*** Opening of Input ***
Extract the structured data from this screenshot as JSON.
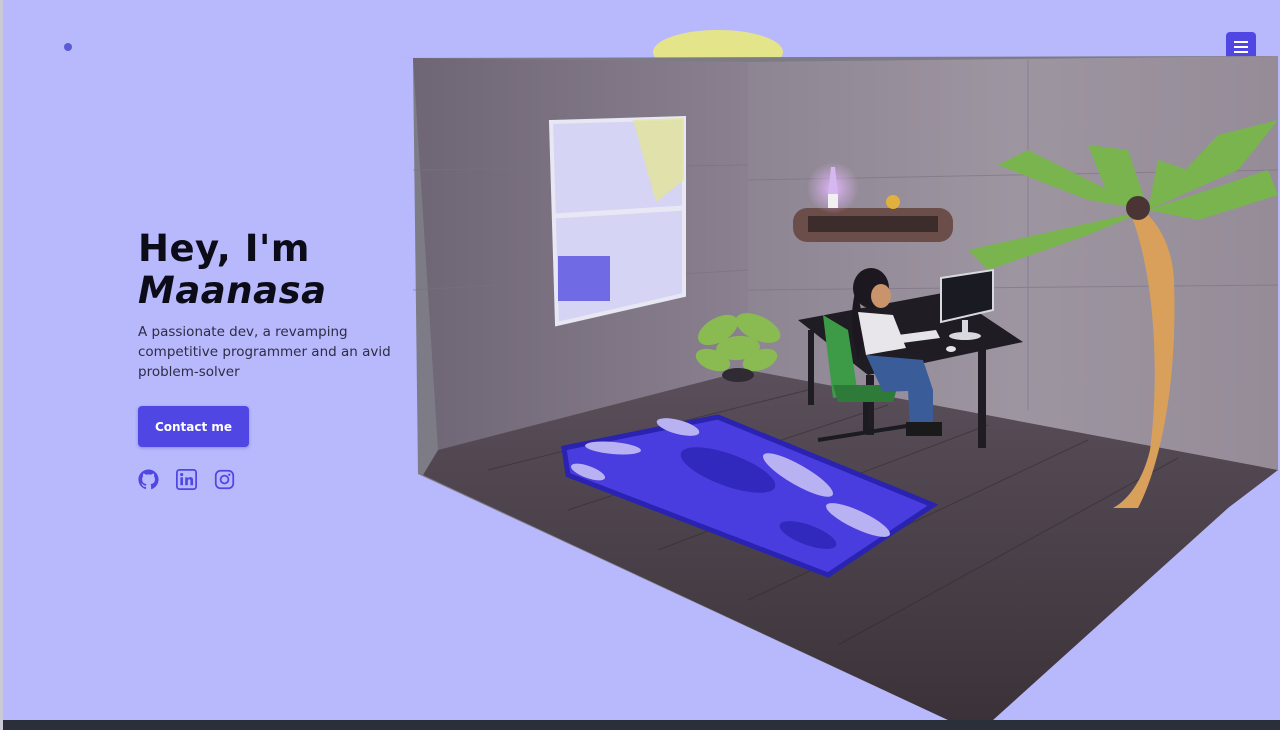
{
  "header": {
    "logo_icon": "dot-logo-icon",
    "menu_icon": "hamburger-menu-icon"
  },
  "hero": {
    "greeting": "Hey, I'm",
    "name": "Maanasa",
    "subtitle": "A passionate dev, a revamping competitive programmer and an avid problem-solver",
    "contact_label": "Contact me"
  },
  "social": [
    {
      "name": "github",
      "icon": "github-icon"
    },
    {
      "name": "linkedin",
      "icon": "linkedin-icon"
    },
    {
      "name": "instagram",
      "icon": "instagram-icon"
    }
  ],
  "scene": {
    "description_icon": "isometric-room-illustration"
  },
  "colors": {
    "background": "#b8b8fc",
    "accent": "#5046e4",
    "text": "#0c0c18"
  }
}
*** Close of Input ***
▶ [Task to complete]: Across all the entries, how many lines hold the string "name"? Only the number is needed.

▶ [Answer section]: 4